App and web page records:
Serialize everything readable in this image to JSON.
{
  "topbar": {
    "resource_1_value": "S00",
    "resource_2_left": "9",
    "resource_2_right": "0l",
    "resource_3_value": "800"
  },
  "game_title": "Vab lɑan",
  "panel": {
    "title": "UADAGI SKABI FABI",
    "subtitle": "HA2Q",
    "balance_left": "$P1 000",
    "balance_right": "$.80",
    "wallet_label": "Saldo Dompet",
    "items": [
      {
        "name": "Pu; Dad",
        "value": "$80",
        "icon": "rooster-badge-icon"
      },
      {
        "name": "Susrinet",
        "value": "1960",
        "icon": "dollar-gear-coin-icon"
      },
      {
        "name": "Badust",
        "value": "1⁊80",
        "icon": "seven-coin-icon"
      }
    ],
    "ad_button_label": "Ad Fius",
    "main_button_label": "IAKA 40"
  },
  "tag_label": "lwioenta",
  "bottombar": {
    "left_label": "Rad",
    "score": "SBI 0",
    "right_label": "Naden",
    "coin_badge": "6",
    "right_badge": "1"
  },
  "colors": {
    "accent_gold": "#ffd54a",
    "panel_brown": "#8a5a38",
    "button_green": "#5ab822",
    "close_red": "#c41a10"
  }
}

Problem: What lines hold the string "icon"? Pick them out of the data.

Solution to this task:
        "icon": "rooster-badge-icon"
        "icon": "dollar-gear-coin-icon"
        "icon": "seven-coin-icon"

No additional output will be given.